With a free (yes, free!) shuttle to town operating from 10am, there was definitely no rush to get organised. We had Chinese visas (single entry if you remember) and had to take our passports AND a photocopy (supplied by the ship) in Shanghai. These photocopies were stamped, not the passports, and all we needed in Tianjin was the photocopy.
We are not sure what was happening on the quay as we spied this squad on parade and having their photographs taken. Filming was going on just outside the terminal building too, so maybe it was related as there were police cars, vans and an ambulance around.
Getting ashore was just about as fast as is possible, as having shown the photocopy at the gangplank, that was it, we just walked straight through the modern terminal to the shuttle bus. As soon as it was full, away we went at 10:40am, expecting a 40 minute ride.
The roads leading to the Tianjin port are wide and straight (3 lanes in each direction) and this is presumably to cope with the 1,000’s of shipping containers and new cars delivered to and from the port. The tree planting is impressive with blocks of different colours and heights and the place was very smart. The straight road must have gone for two to three miles before a turn at traffic lights, following the coast - which appears to be mainly reclaimed land, so it looks rather like Mablethorpe (UK) when the tide is out.

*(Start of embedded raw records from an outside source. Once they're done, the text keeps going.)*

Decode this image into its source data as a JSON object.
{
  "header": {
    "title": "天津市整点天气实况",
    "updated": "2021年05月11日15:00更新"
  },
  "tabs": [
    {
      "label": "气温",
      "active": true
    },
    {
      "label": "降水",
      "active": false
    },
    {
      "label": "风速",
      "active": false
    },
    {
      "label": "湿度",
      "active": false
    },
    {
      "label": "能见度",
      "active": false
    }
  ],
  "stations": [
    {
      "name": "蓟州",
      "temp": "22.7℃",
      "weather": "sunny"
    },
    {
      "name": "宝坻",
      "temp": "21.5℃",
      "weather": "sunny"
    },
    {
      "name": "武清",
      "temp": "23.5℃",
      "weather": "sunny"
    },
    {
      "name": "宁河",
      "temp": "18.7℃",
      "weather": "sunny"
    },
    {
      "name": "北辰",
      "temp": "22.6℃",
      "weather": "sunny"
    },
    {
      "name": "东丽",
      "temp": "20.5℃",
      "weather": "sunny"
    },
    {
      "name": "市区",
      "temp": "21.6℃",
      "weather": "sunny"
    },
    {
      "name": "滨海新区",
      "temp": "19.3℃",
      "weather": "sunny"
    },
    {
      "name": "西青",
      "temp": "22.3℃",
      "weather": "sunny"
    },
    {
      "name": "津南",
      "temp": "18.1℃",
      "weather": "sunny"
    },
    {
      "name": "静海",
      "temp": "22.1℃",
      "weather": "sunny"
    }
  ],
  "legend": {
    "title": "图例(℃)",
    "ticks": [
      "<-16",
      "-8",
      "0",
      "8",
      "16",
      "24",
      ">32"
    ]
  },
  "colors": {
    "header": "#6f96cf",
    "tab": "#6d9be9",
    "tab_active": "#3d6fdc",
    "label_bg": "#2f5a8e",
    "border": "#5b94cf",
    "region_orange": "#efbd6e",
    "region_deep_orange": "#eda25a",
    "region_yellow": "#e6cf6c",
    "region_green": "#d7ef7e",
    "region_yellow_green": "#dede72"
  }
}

The journey only took 20 minutes and we passed absolutely nothing of interest and parked at the Aeon shopping mall. The collective groans and grumble from the men could be heard miles away. The mall was extremely bright and modern but the shops held little of interest to most people. The only interesting part for me was the upstairs food court where the dishes looked appetising and fairly chap. I am not sure of the payment system but it looked as though you bought a swipe card from a central kiosk, but I could easily have misread that, as the signs were in Chinese!
Down stairs was “Restaurant Street” which was also fairly interesting. You could tell the cruisers as they were all in McCafe or SPR Coffee, with a few poking their heads around the door of KFC and Pizza Hutt! There didn’t seem to be much outside the mall. Along with many others, we caught an early shuttle back to the ship but had already been warned that immigration wouldn’t start until 1pm. We were there a bit earlier and once again, just strolled onto the ship, handing in our photocopies on the way through.
About 280 people joined the ship in Tianjin (Beijing) and there was a tannoy call that all those who did NOT have a Chinese visa and hadn’t got off the ship, were required for a face to face with the Chinese officials. We later heard that most Americans were not granted visas...
We called at the buffet for lunch (of course) before having a bit of a nana nap as I had once again developed the sniffles.
Atrium 5th floor for coffee where we bumped into Mick & Pat who were with M & M and were joining our table for dinner.
The sailaway was instantly forgettable as there is nothing to look at but I did spend a lot of time chatting to very nice elderly lady. We piled down for dinner to our normal table, even though dining is “open” on changeover days.
The entertainer tonight was Kiwi pianist Carl Doy who plays very well, but oh dear, the patter was dreadful. Three long winded rehashed jokes we had heard dozens of times before. No wonder the orchestra looked quite bored.
I didn’t have decent shoes on (still in sandals) so couldn’t dance and the atrium was rather quiet, so Alan and Alana packed up early.
Clocks forward 1 hour again tonight and it is visibly cooler than it has been, whilst the UK is having a late summer.
Another day at sea ahead before Busan.